═════ GIVEN RECORDS
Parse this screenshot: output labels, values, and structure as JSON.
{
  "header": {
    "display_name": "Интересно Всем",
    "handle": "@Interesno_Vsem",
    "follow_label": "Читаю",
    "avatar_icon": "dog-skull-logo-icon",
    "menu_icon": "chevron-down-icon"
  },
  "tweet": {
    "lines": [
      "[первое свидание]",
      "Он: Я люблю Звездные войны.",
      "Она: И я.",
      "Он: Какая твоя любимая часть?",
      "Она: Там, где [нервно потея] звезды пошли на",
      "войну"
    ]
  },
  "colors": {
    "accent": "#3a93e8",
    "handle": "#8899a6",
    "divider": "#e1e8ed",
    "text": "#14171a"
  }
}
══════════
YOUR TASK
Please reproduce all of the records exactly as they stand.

REPLY TO THE TASK
Parse this screenshot: output labels, values, and structure as JSON.
{
  "header": {
    "display_name": "Интересно Всем",
    "handle": "@Interesno_Vsem",
    "follow_label": "Читаю",
    "avatar_icon": "dog-skull-logo-icon",
    "menu_icon": "chevron-down-icon"
  },
  "tweet": {
    "lines": [
      "[первое свидание]",
      "Он: Я люблю Звездные войны.",
      "Она: И я.",
      "Он: Какая твоя любимая часть?",
      "Она: Там, где [нервно потея] звезды пошли на",
      "войну"
    ]
  },
  "colors": {
    "accent": "#3a93e8",
    "handle": "#8899a6",
    "divider": "#e1e8ed",
    "text": "#14171a"
  }
}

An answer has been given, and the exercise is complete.